■ **TASK DESCRIPTION**: What is the number of lines in the data holding the word "headline"? Give that number by itself.

Data about app and page elements:
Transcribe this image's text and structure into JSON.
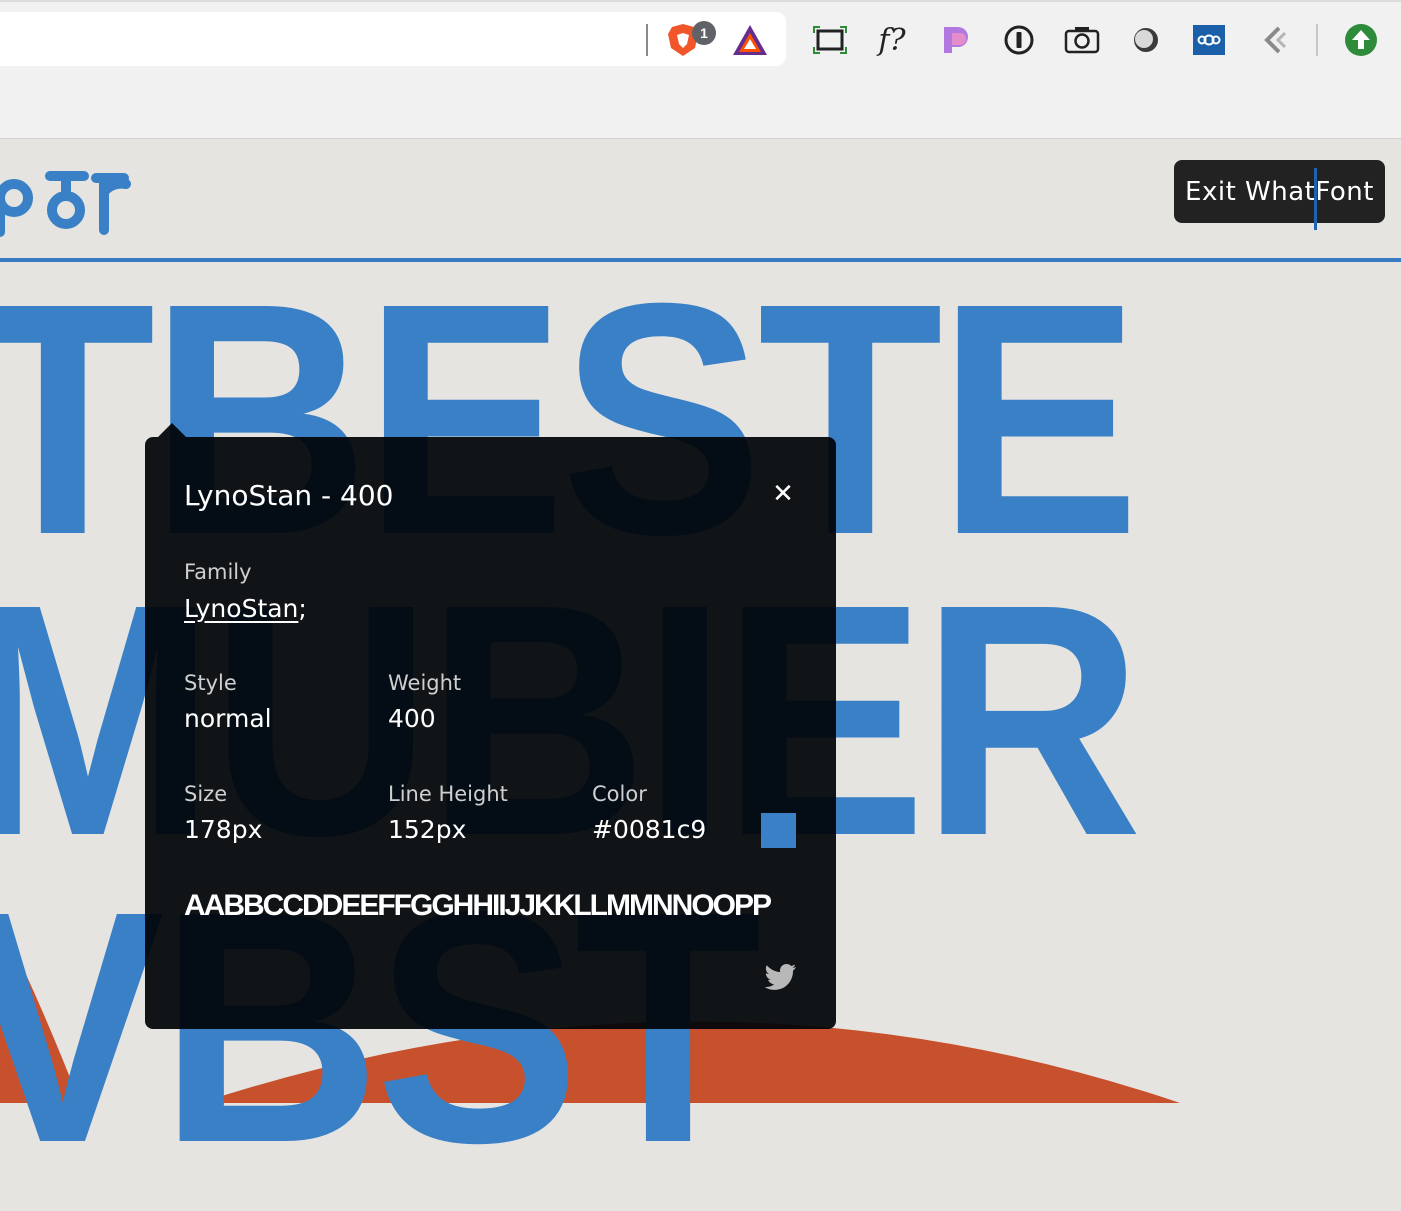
{
  "browser": {
    "brave_badge": "1",
    "toolbar": {
      "fquery_label": "f?",
      "extensions": [
        "screenshot-capture-icon",
        "whatfont-icon",
        "notion-icon",
        "onepassword-icon",
        "camera-icon",
        "theme-icon",
        "nextcloud-icon",
        "back-arrow-icon",
        "upload-arrow-icon"
      ]
    }
  },
  "page": {
    "headline": {
      "line1": "TBESTE",
      "line2": "MUBIER",
      "line3": "VBST"
    },
    "accent_color": "#3a80c6",
    "orange_color": "#c7502d"
  },
  "whatfont": {
    "exit_label": "Exit WhatFont",
    "title": "LynoStan - 400",
    "close_glyph": "✕",
    "family_label": "Family",
    "family_value": "LynoStan",
    "family_suffix": ";",
    "style_label": "Style",
    "style_value": "normal",
    "weight_label": "Weight",
    "weight_value": "400",
    "size_label": "Size",
    "size_value": "178px",
    "lineheight_label": "Line Height",
    "lineheight_value": "152px",
    "color_label": "Color",
    "color_value": "#0081c9",
    "swatch_color": "#3a80c6",
    "sample_text": "AABBCCDDEEFFGGHHIIJJKKLLMMNNOOPP"
  }
}
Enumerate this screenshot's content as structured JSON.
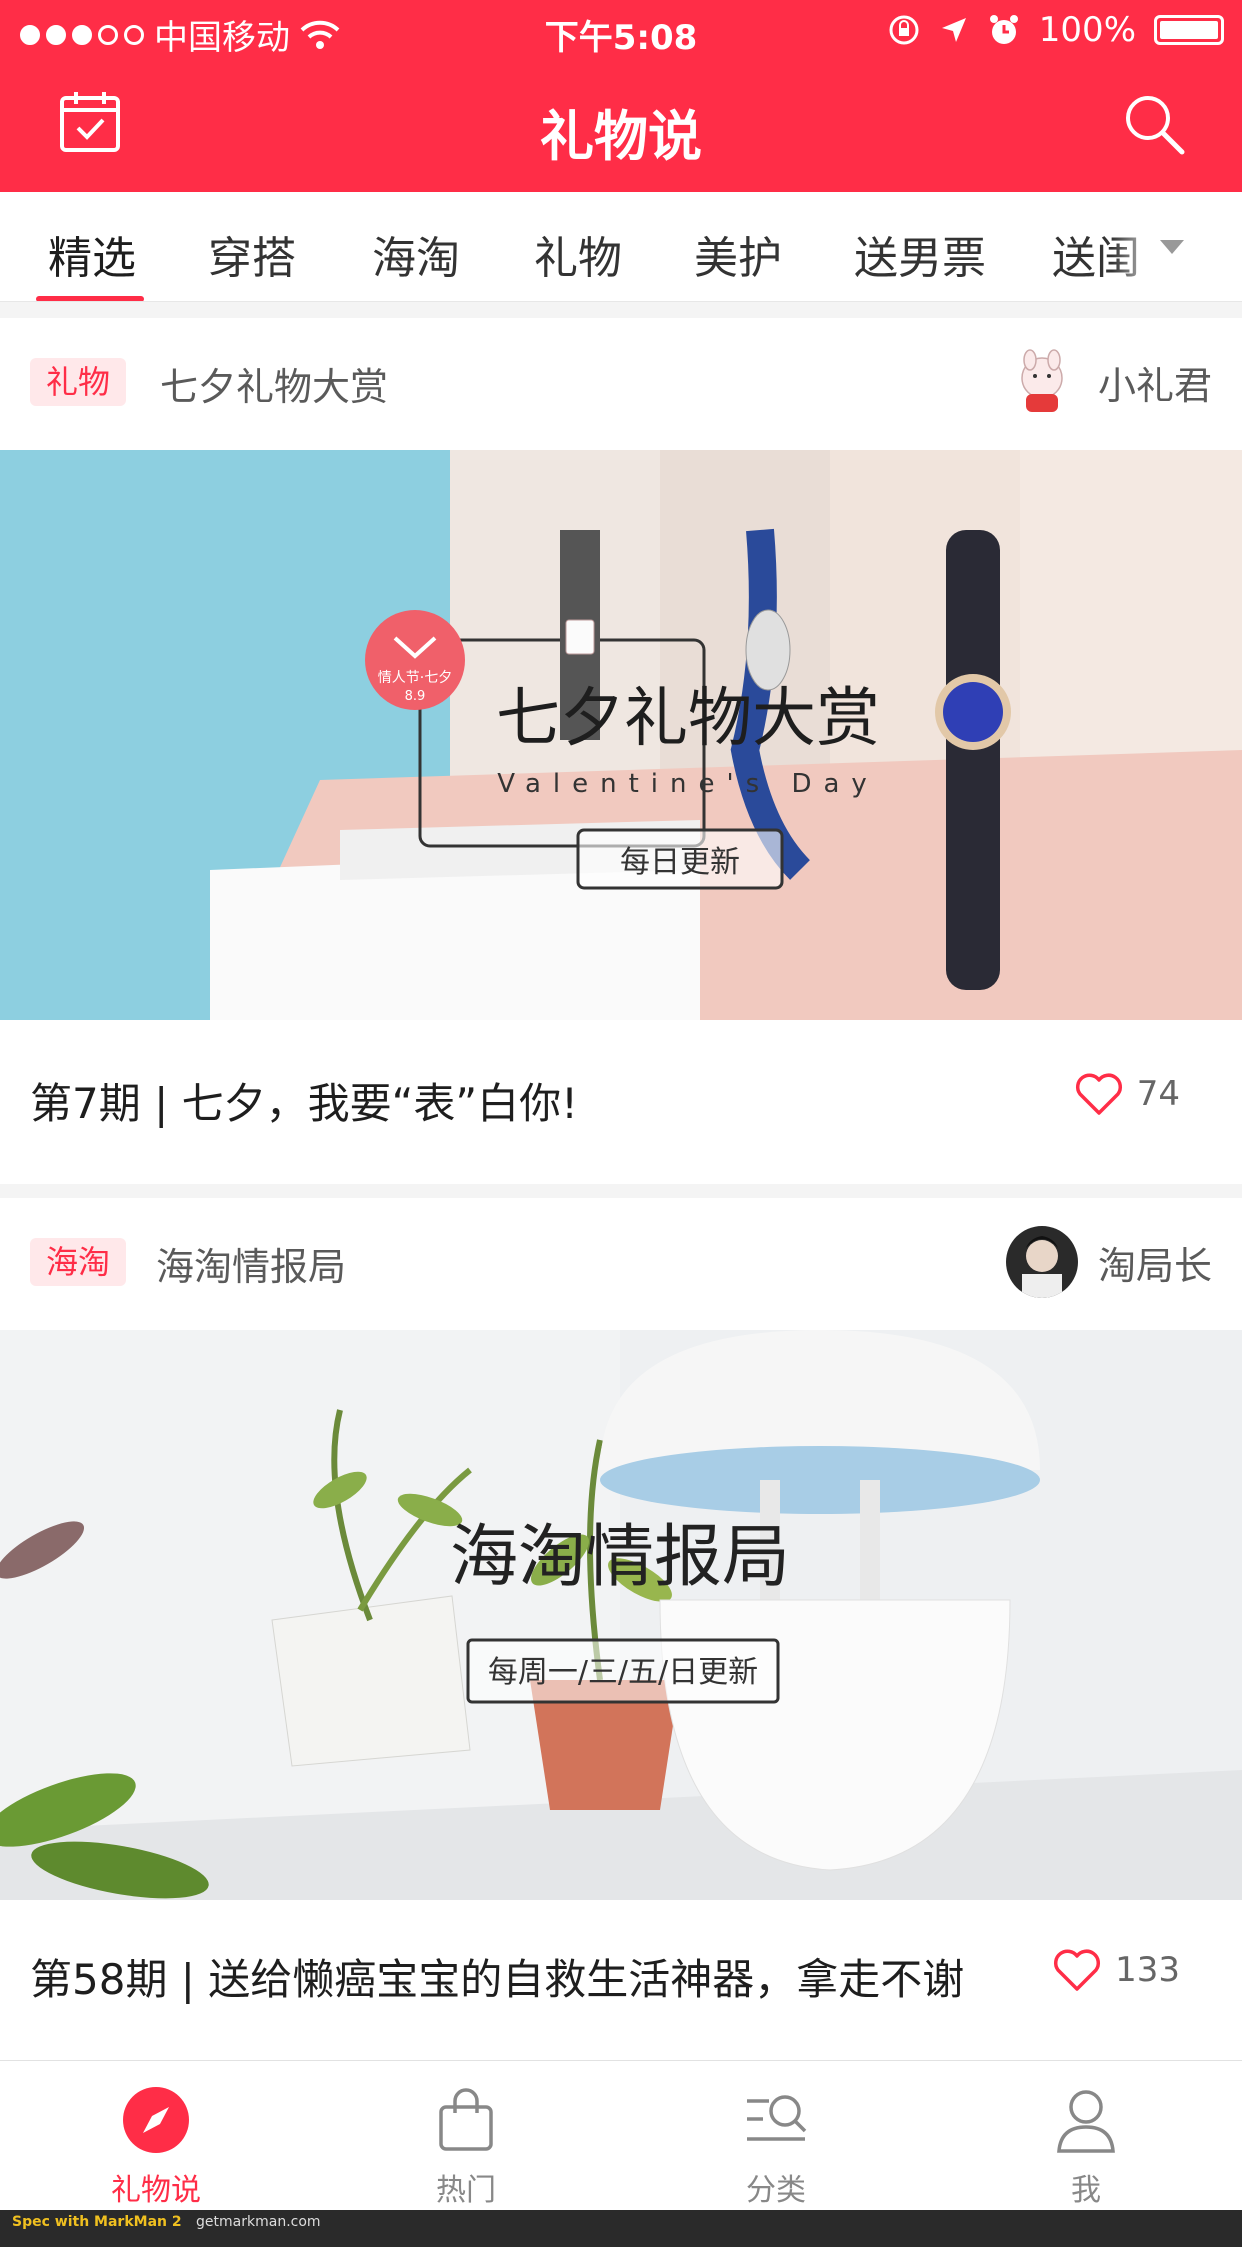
{
  "status_bar": {
    "carrier": "中国移动",
    "time": "下午5:08",
    "battery": "100%"
  },
  "nav": {
    "title": "礼物说",
    "left_icon": "calendar-check-icon",
    "right_icon": "search-icon"
  },
  "tabs": {
    "items": [
      "精选",
      "穿搭",
      "海淘",
      "礼物",
      "美护",
      "送男票",
      "送闺"
    ],
    "active": "精选"
  },
  "colors": {
    "brand": "#ff2d47",
    "tag_text": "#ff2d47",
    "tag_bg": "#fff0f0",
    "secondary_text": "#5a5a5a",
    "primary_text": "#1e1e1e"
  },
  "cards": [
    {
      "tag": "礼物",
      "column": "七夕礼物大赏",
      "author": "小礼君",
      "cover": {
        "title": "七夕礼物大赏",
        "subtitle": "Valentine's  Day",
        "badge": "每日更新",
        "seal_line1": "情人节·七夕",
        "seal_line2": "8.9"
      },
      "headline": "第7期 | 七夕，我要“表”白你!",
      "likes": "74"
    },
    {
      "tag": "海淘",
      "column": "海淘情报局",
      "author": "淘局长",
      "cover": {
        "title": "海淘情报局",
        "badge": "每周一/三/五/日更新"
      },
      "headline": "第58期 | 送给懒癌宝宝的自救生活神器，拿走不谢",
      "likes": "133"
    }
  ],
  "bottom_bar": {
    "items": [
      {
        "label": "礼物说",
        "icon": "compass-icon",
        "active": true
      },
      {
        "label": "热门",
        "icon": "shopping-bag-icon",
        "active": false
      },
      {
        "label": "分类",
        "icon": "category-search-icon",
        "active": false
      },
      {
        "label": "我",
        "icon": "person-icon",
        "active": false
      }
    ]
  },
  "watermark": {
    "text": "Spec with MarkMan 2",
    "site": "getmarkman.com"
  }
}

■ **WRITTEN RESPONSE**: 3